N. N. Wig

Prof. Emeritus, Psychiatry, PGIMER, Chandigarh

I congratulate you for writing a very important document. As you know we have been working with the various disasters in the last 20 years. It will be useful if we can get together and discuss the common areas of interest.

R. Srinivasa Murthy

Prof. of Psychiatry NIMHANS


(I) About the Monograph : (1) It is an important issue and very timely, and can be a good stimulus for Indian authors to start addressing such prob­lems in greater numbers. (2) For a monograph, it is too brief. The historical background (the studies of PTSDs in the past wars/disasters) could have been in greater detail; and the outcome of those sufferers (if any such studies are available) could have been included. (3) Even now, you can, if you find it reasonable, attempt the above in the Monograph's next edition.* (4) Keep up the good work.

(II) About the contents/issues raised in the Monograph :

(1) Your idea of three earlier revolutions in the field of mental health is excellent. But the fourth revolution is not "evidence-based, integrated move­ment in Psychiatry". The reasons for this are many :

(a) Evidences that are currently available are not complete, nor are they capable of integration.
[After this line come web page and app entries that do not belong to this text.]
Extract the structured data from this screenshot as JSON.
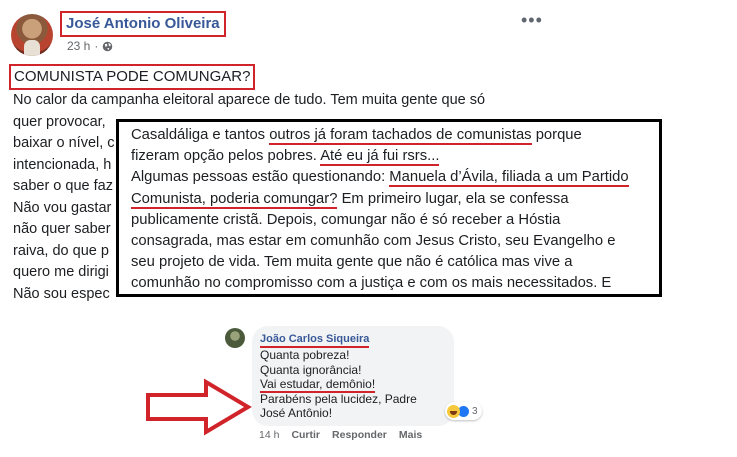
{
  "post": {
    "author": "José Antonio Oliveira",
    "time": "23 h",
    "title": "COMUNISTA PODE COMUNGAR?",
    "body_lines": [
      "No calor da campanha eleitoral aparece de tudo. Tem muita gente que só",
      "quer provocar,",
      "baixar o nível, c",
      "intencionada, h",
      "saber o que faz",
      "Não vou gastar",
      "não quer saber",
      "raiva, do que p",
      "quero me dirigi",
      "Não sou espec"
    ]
  },
  "zoom": {
    "line1_a": "Casaldáliga e tantos ",
    "line1_u": "outros já foram tachados de comunistas",
    "line1_b": " porque",
    "line2_a": "fizeram opção pelos pobres. ",
    "line2_u": "Até eu já fui rsrs...",
    "line3_a": "Algumas pessoas estão questionando: ",
    "line3_u": "Manuela d’Ávila, filiada a um Partido",
    "line4_u": "Comunista, poderia comungar?",
    "line4_b": " Em primeiro lugar, ela se confessa",
    "line5": "publicamente cristã. Depois, comungar não é só receber a Hóstia",
    "line6": "consagrada, mas estar em comunhão com Jesus Cristo, seu Evangelho e",
    "line7": "seu projeto de vida. Tem muita gente que não é católica mas vive a",
    "line8": "comunhão no compromisso com a justiça e com os mais necessitados. E"
  },
  "comment": {
    "author": "João Carlos Siqueira",
    "lines": [
      "Quanta pobreza!",
      "Quanta ignorância!"
    ],
    "underlined_line": "Vai estudar, demônio!",
    "lines_after": [
      "Parabéns pela lucidez, Padre",
      "José Antônio!"
    ],
    "reaction_count": "3",
    "time": "14 h",
    "actions": [
      "Curtir",
      "Responder",
      "Mais"
    ]
  },
  "colors": {
    "highlight_red": "#d0242a",
    "facebook_link": "#385898"
  }
}
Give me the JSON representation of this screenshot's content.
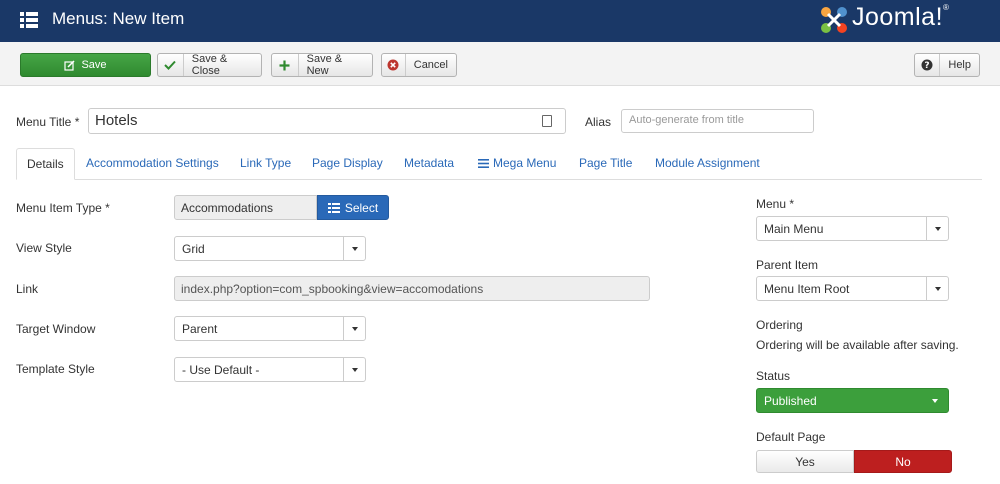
{
  "header": {
    "title": "Menus: New Item",
    "logo_text": "Joomla!",
    "logo_reg": "®"
  },
  "toolbar": {
    "save_label": "Save",
    "save_close_label": "Save & Close",
    "save_new_label": "Save & New",
    "cancel_label": "Cancel",
    "help_label": "Help"
  },
  "form": {
    "title_label": "Menu Title *",
    "title_value": "Hotels",
    "alias_label": "Alias",
    "alias_placeholder": "Auto-generate from title"
  },
  "tabs": [
    {
      "label": "Details"
    },
    {
      "label": "Accommodation Settings"
    },
    {
      "label": "Link Type"
    },
    {
      "label": "Page Display"
    },
    {
      "label": "Metadata"
    },
    {
      "label": "Mega Menu"
    },
    {
      "label": "Page Title"
    },
    {
      "label": "Module Assignment"
    }
  ],
  "details": {
    "item_type_label": "Menu Item Type *",
    "item_type_value": "Accommodations",
    "select_label": "Select",
    "view_style_label": "View Style",
    "view_style_value": "Grid",
    "link_label": "Link",
    "link_value": "index.php?option=com_spbooking&view=accomodations",
    "target_label": "Target Window",
    "target_value": "Parent",
    "template_label": "Template Style",
    "template_value": "- Use Default -"
  },
  "sidebar": {
    "menu_label": "Menu *",
    "menu_value": "Main Menu",
    "parent_label": "Parent Item",
    "parent_value": "Menu Item Root",
    "ordering_label": "Ordering",
    "ordering_note": "Ordering will be available after saving.",
    "status_label": "Status",
    "status_value": "Published",
    "default_label": "Default Page",
    "default_yes": "Yes",
    "default_no": "No"
  },
  "colors": {
    "header_bg": "#1a3867",
    "save_green": "#46a546",
    "select_blue": "#2a69b8",
    "no_red": "#bd1f1f",
    "published_green": "#3c9f3c"
  }
}
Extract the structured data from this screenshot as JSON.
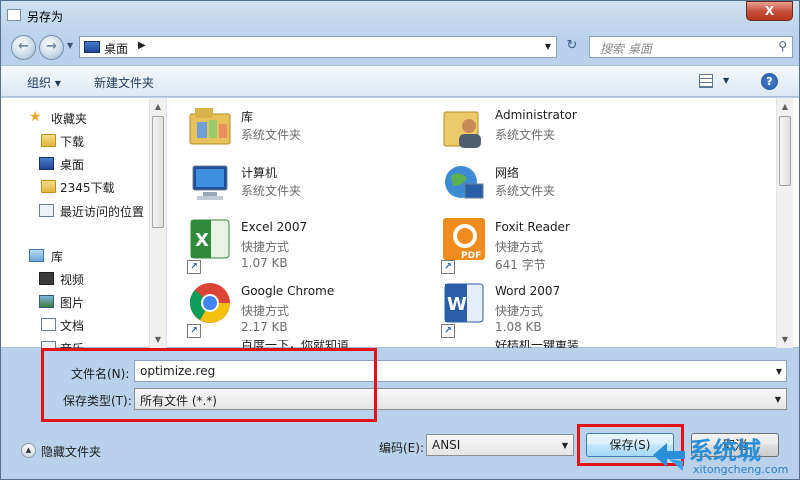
{
  "window": {
    "title": "另存为",
    "close_label": "X"
  },
  "nav": {
    "back_icon": "back-arrow-icon",
    "forward_icon": "forward-arrow-icon",
    "address": "桌面",
    "refresh_icon": "refresh-icon",
    "search_placeholder": "搜索 桌面"
  },
  "toolbar": {
    "organize": "组织 ▾",
    "new_folder": "新建文件夹",
    "help": "?"
  },
  "sidebar": {
    "items": [
      {
        "label": "收藏夹",
        "icon": "star-icon"
      },
      {
        "label": "下载",
        "icon": "folder-icon"
      },
      {
        "label": "桌面",
        "icon": "desktop-icon"
      },
      {
        "label": "2345下载",
        "icon": "folder-icon"
      },
      {
        "label": "最近访问的位置",
        "icon": "recent-places-icon"
      },
      {
        "label": "库",
        "icon": "library-icon"
      },
      {
        "label": "视频",
        "icon": "video-icon"
      },
      {
        "label": "图片",
        "icon": "pictures-icon"
      },
      {
        "label": "文档",
        "icon": "documents-icon"
      },
      {
        "label": "音乐",
        "icon": "music-icon"
      }
    ]
  },
  "files": [
    {
      "name": "库",
      "type": "系统文件夹",
      "size": ""
    },
    {
      "name": "Administrator",
      "type": "系统文件夹",
      "size": ""
    },
    {
      "name": "计算机",
      "type": "系统文件夹",
      "size": ""
    },
    {
      "name": "网络",
      "type": "系统文件夹",
      "size": ""
    },
    {
      "name": "Excel 2007",
      "type": "快捷方式",
      "size": "1.07 KB"
    },
    {
      "name": "Foxit Reader",
      "type": "快捷方式",
      "size": "641 字节"
    },
    {
      "name": "Google Chrome",
      "type": "快捷方式",
      "size": "2.17 KB"
    },
    {
      "name": "Word 2007",
      "type": "快捷方式",
      "size": "1.08 KB"
    },
    {
      "name": "百度一下，你就知道",
      "type": "",
      "size": ""
    },
    {
      "name": "好桔机一键重装",
      "type": "",
      "size": ""
    }
  ],
  "form": {
    "filename_label": "文件名(N):",
    "filename_value": "optimize.reg",
    "filetype_label": "保存类型(T):",
    "filetype_value": "所有文件 (*.*)",
    "encoding_label": "编码(E):",
    "encoding_value": "ANSI",
    "hide_folders": "隐藏文件夹",
    "save": "保存(S)",
    "cancel": "取消"
  },
  "watermark": {
    "brand": "系统城",
    "url": "xitongcheng.com"
  },
  "colors": {
    "highlight": "#e3121a",
    "accent": "#2a8fd8"
  }
}
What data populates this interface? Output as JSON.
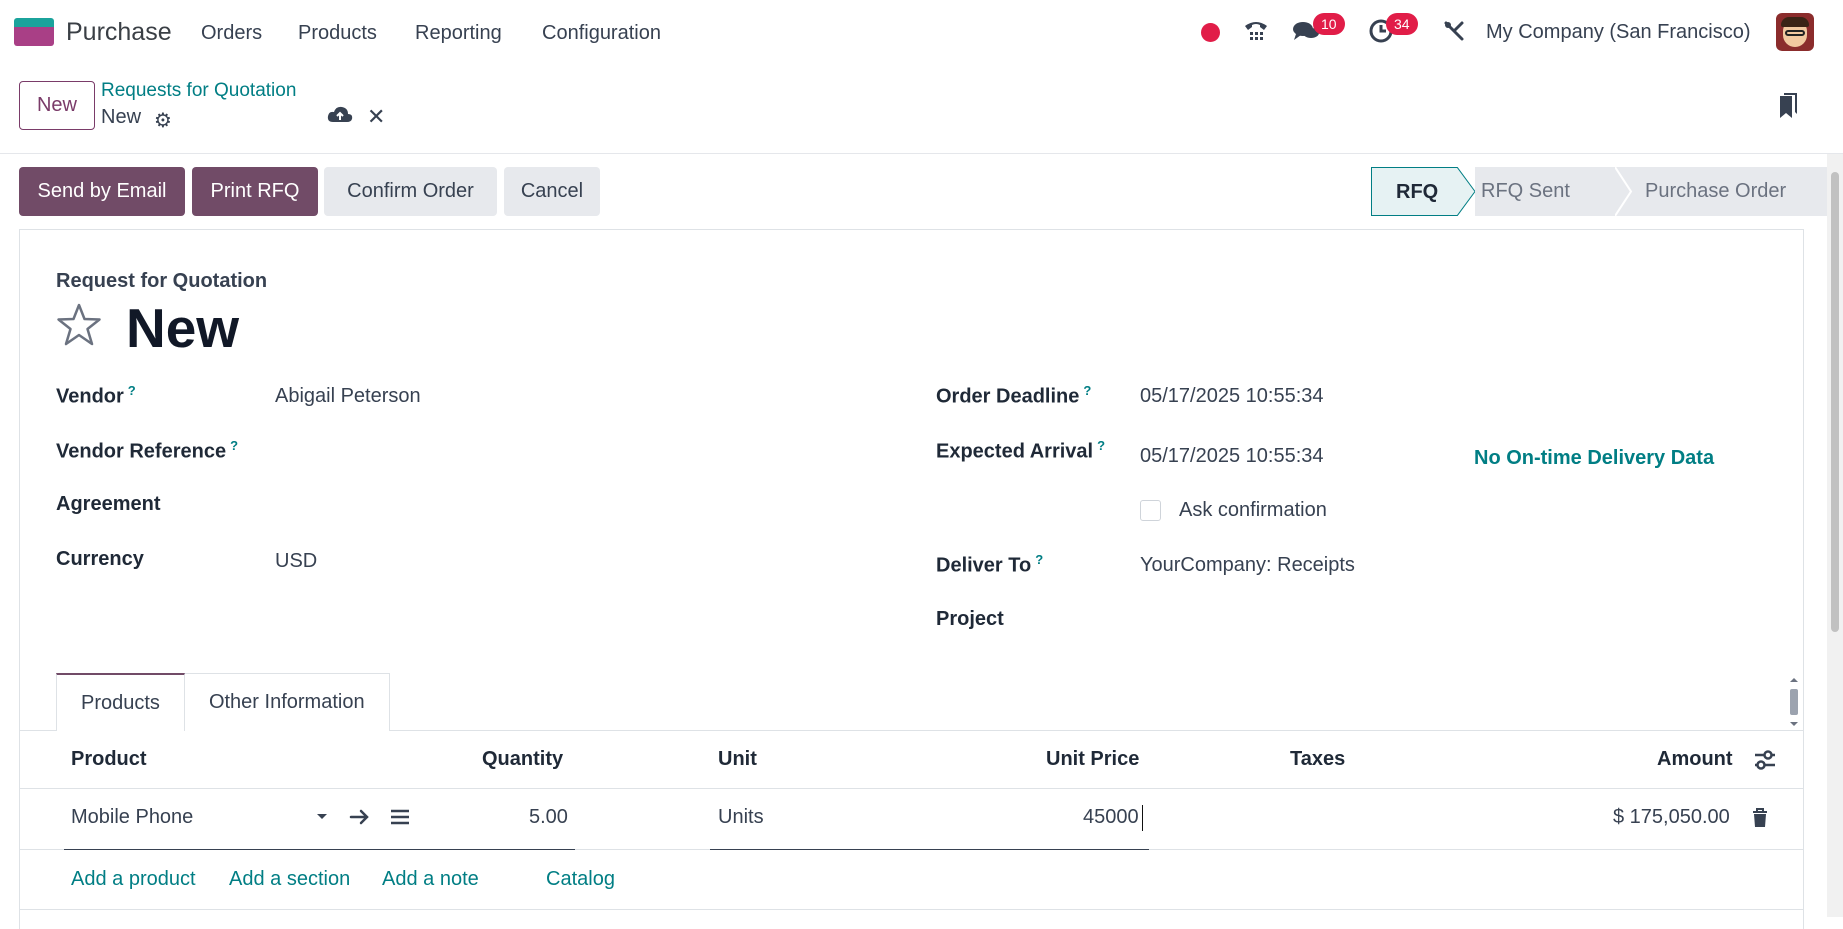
{
  "navbar": {
    "app_name": "Purchase",
    "menu": [
      "Orders",
      "Products",
      "Reporting",
      "Configuration"
    ],
    "messages_count": "10",
    "activities_count": "34",
    "company": "My Company (San Francisco)"
  },
  "control_panel": {
    "new_button": "New",
    "breadcrumb_parent": "Requests for Quotation",
    "breadcrumb_current": "New"
  },
  "actions": {
    "send_email": "Send by Email",
    "print_rfq": "Print RFQ",
    "confirm_order": "Confirm Order",
    "cancel": "Cancel"
  },
  "statusbar": [
    "RFQ",
    "RFQ Sent",
    "Purchase Order"
  ],
  "form": {
    "doc_type": "Request for Quotation",
    "record_name": "New",
    "left_fields": [
      {
        "label": "Vendor",
        "help": "?",
        "value": "Abigail Peterson"
      },
      {
        "label": "Vendor Reference",
        "help": "?",
        "value": ""
      },
      {
        "label": "Agreement",
        "help": "",
        "value": ""
      },
      {
        "label": "Currency",
        "help": "",
        "value": "USD"
      }
    ],
    "right_fields": [
      {
        "label": "Order Deadline",
        "help": "?",
        "value": "05/17/2025 10:55:34"
      },
      {
        "label": "Expected Arrival",
        "help": "?",
        "value": "05/17/2025 10:55:34"
      },
      {
        "label": "Deliver To",
        "help": "?",
        "value": "YourCompany: Receipts"
      },
      {
        "label": "Project",
        "help": "",
        "value": ""
      }
    ],
    "ontime_text": "No On-time Delivery Data",
    "ask_confirmation": "Ask confirmation"
  },
  "tabs": [
    "Products",
    "Other Information"
  ],
  "table": {
    "headers": [
      "Product",
      "Quantity",
      "Unit",
      "Unit Price",
      "Taxes",
      "Amount"
    ],
    "rows": [
      {
        "product": "Mobile Phone",
        "quantity": "5.00",
        "unit": "Units",
        "unit_price": "45000",
        "taxes": "",
        "amount": "$ 175,050.00"
      }
    ],
    "add_links": [
      "Add a product",
      "Add a section",
      "Add a note",
      "Catalog"
    ]
  },
  "colors": {
    "brand": "#714b67",
    "link": "#017e84",
    "badge": "#e11d48"
  }
}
So far, majority of research findings are 'disconnected' islands (not comparable, not logically connected, etc.), based exclusively on (i) politics of research financing (ii) Conveniences of research guides, etc.

(b) Available evidences are skewed or distorted (viz: 'biological basis of behaviour' as against the accumulating "evidence" that psychology influences biology/biochemistry!), predominantly influenced by pharmacological monarchs.

(c) Because of the reasons sited in 'a' above, a proper integration is not yet possible. Ofcourse, attempts in that direction are always worthwhile.

(2) Really, the fourth revolution will be (or can be) when all medicine is acknowledged as psychosomatic medicine (for example, in Ayurveda, there is not a single disease one of whose etiological factors is not psychological); when it is recognised that an individual's attitude and value systems will play a major role in whether he is healthy or ill.

(3) The questions that you have raised at the end are not easily answerable in a way that majority of people want to benefit from the answers.

(a) Every individual is in search of truth, but he/she wants the truth ac­cording to his own expectations. Most people are terrified by the truth. A proof of this statement in the present day culture is where progress (individual level, social level, or cultural level) is equated with a behaviour of pretence! People always strive to project an image contrary to what is .

(b) Over the decades (or centuries), there have been an erosion of values( let alone social values, even of such a personal value as sincerity to one's own belief systems). Consequently, such a corruption of values has spread to intel­lect, social interactions, commerce, and political behaviour. The consequences of what is happening all over the world can be likened to a state of 'septicemia' of the human race!

(c) I am not at all a pessimist. I believe that nature will cure this septice-mia, but the price will be very heavy, and the time-scale very large.

- Prof. C. Shamasundar


This is to felicitate you two on your endeavour to bring about the Fourth Psychiatric Revolution through the Mens Sana Monographs - All the very Best!

I wish to share with you a Quotation from a Discourse of the Buddha to the Kalamas, which perhaps is the First Charter of Freedom of Thought in hu­man history. The Buddha advises therein :

DON'T ACCEPT SOMETHING BECAUSE (I) you have heard it many times; (2) it has been believed in traditionally for generations; (3) it has been believed in by a large number of people; (4) it is in accordance with your scrip­tures; (5) it seems logical; (6) it is in line with your own beliefs; (7) it is pro­claimed by your teacher, who has an attractive personality and for whom you have great respect.

ACCEPT IT ONLY AFTER you have realised it yourself at the experiential level and found it to be wholesome and beneficial to one and all*. Then not only accept it but also live up to it.

Dr. R. M. Chokhani,

Psychiatrist, Mumbai